**Task goal:**
Please find the lines in the following records that hold "principal", and copy them.

Segment Start: Given data

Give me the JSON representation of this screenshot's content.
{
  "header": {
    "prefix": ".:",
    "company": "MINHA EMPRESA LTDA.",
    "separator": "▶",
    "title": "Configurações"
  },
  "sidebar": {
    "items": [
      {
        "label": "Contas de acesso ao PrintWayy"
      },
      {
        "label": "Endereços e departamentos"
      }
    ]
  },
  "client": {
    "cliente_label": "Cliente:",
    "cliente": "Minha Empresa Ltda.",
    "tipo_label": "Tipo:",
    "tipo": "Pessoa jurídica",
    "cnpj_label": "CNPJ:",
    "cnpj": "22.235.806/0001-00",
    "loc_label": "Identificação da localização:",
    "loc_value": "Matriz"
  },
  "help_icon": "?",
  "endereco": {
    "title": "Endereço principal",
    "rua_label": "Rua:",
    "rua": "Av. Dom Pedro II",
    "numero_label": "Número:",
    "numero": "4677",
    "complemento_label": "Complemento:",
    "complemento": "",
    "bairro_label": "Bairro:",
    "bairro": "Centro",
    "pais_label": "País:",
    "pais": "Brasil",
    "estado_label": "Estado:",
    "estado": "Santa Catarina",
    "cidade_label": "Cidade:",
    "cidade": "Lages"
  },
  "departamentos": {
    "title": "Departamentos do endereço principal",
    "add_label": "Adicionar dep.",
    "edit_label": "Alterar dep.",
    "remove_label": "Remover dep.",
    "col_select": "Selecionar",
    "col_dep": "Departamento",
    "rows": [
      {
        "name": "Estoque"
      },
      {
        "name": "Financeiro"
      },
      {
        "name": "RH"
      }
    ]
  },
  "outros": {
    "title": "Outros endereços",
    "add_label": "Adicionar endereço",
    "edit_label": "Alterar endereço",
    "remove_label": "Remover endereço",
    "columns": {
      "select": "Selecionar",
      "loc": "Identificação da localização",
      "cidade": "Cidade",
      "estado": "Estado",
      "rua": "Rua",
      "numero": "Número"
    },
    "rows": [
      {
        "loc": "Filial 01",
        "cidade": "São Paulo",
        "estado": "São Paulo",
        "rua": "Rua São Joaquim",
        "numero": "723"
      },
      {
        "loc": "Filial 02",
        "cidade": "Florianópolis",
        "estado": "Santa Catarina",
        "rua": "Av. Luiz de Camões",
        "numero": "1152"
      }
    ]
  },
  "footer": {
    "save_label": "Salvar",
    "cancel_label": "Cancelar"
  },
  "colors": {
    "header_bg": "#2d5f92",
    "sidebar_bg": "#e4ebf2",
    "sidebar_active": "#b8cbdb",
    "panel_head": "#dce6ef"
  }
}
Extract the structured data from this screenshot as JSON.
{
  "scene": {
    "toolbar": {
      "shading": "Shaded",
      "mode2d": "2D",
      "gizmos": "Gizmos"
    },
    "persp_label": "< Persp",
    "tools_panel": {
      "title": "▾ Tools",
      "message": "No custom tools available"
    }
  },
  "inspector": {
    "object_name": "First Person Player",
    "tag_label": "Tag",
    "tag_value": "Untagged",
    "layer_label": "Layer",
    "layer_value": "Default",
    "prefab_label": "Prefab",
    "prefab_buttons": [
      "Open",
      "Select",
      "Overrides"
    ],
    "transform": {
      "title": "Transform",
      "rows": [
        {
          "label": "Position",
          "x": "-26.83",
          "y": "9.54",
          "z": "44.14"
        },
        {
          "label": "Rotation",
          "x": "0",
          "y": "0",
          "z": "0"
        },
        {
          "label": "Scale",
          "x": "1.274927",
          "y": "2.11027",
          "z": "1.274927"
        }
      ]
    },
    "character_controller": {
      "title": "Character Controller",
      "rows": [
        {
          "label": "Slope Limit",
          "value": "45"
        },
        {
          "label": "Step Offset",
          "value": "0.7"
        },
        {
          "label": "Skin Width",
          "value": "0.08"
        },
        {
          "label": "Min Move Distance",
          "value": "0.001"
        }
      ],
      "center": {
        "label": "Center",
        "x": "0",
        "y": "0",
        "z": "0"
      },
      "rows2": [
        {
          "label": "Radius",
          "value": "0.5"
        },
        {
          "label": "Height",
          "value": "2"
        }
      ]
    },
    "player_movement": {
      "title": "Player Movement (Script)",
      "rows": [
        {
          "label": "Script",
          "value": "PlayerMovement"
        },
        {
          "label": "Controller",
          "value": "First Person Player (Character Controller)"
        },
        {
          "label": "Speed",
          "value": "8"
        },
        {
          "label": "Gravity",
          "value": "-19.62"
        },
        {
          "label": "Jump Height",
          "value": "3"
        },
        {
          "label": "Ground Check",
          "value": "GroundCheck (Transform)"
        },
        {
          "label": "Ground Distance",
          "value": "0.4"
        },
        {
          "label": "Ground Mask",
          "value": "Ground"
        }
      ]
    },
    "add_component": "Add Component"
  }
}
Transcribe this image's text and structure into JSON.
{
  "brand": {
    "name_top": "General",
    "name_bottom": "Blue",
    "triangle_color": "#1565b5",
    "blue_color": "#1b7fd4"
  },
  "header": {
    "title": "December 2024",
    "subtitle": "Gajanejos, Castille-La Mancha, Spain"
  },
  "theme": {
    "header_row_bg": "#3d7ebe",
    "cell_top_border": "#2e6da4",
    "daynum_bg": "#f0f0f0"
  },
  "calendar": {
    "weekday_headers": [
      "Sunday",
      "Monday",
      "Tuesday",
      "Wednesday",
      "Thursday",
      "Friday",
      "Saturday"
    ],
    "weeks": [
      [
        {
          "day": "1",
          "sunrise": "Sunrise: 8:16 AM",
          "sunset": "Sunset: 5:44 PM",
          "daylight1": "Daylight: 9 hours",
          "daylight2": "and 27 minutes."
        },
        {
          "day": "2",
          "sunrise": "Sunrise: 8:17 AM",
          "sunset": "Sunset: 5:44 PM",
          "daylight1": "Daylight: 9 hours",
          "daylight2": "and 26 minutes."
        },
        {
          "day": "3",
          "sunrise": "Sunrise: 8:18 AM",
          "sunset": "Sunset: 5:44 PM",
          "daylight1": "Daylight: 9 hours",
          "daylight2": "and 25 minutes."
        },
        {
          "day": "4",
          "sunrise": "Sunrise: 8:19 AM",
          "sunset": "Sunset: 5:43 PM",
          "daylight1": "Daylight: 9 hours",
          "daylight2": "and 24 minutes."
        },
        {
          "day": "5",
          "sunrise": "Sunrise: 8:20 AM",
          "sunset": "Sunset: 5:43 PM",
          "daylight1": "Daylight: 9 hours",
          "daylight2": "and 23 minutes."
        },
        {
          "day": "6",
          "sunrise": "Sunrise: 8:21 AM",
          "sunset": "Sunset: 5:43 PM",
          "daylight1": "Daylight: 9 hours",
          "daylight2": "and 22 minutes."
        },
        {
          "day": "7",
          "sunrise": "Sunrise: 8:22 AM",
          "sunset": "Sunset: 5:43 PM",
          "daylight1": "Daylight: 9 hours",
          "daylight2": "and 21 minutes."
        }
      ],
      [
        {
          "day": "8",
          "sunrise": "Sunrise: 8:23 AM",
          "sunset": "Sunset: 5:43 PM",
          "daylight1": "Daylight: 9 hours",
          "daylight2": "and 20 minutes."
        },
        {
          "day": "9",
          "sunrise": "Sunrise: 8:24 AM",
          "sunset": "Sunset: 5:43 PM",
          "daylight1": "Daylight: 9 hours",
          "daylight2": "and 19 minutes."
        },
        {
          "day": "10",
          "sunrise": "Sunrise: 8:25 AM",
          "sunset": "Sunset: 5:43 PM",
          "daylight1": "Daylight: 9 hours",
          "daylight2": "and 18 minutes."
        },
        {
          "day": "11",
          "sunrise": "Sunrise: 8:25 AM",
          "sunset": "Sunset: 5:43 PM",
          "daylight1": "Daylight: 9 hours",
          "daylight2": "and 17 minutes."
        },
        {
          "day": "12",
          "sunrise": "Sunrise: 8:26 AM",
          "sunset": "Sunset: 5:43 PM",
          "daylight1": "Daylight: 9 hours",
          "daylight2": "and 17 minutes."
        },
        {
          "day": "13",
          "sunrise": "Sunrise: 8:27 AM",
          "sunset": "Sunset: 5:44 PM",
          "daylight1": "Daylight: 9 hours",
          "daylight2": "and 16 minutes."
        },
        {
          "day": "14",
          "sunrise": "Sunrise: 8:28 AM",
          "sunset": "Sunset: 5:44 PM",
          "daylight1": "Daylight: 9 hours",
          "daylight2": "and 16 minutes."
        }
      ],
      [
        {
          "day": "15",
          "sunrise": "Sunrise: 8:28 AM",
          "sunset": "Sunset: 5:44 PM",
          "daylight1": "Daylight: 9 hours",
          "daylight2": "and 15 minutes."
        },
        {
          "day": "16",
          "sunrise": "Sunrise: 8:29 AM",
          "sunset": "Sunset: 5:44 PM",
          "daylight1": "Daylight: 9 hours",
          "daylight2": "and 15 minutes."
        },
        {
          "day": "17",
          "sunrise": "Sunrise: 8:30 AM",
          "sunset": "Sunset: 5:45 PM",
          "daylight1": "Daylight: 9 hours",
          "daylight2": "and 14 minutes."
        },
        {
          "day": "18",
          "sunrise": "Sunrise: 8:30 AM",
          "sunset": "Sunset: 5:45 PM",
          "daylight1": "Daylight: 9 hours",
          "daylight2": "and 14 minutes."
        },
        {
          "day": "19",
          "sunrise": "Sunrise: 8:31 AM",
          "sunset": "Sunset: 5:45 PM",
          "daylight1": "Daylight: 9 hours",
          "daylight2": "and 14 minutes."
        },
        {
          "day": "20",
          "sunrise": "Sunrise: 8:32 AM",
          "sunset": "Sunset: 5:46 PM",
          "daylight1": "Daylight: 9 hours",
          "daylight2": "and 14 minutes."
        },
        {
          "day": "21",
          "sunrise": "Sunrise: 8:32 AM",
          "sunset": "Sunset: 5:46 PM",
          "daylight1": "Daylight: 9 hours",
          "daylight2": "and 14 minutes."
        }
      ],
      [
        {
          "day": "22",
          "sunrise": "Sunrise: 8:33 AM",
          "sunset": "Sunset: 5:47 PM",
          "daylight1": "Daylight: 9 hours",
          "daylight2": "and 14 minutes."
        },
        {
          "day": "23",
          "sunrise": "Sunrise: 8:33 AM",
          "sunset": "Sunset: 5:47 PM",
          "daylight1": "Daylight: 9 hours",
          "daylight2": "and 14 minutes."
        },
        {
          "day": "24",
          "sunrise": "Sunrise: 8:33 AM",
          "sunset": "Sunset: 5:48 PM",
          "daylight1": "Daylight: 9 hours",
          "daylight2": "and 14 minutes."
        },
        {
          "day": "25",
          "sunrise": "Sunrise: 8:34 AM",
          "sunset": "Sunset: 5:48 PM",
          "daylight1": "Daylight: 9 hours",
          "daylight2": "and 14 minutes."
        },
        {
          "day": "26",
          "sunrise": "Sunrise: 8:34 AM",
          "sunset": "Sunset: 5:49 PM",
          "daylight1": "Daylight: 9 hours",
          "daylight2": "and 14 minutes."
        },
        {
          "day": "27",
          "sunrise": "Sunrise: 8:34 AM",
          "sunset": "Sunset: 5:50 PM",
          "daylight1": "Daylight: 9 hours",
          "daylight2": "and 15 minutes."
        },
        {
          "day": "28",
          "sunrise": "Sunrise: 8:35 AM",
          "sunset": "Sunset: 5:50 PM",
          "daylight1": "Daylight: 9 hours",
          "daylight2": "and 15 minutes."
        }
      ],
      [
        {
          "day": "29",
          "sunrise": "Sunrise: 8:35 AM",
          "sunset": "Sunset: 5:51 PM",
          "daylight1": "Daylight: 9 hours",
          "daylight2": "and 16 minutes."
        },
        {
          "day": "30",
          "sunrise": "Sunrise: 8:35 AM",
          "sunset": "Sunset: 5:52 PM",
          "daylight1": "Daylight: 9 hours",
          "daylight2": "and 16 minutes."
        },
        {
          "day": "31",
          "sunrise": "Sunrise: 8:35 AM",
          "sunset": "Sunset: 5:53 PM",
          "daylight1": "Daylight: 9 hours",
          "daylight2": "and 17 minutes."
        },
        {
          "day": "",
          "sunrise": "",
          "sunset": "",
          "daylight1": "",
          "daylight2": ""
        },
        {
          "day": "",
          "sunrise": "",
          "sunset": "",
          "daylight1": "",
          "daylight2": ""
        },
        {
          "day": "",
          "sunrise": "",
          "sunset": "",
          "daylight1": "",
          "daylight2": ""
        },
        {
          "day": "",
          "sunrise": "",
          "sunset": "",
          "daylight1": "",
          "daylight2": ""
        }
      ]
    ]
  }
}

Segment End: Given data

**Your response:**
    "title": "Endereço principal",
    "title": "Departamentos do endereço principal",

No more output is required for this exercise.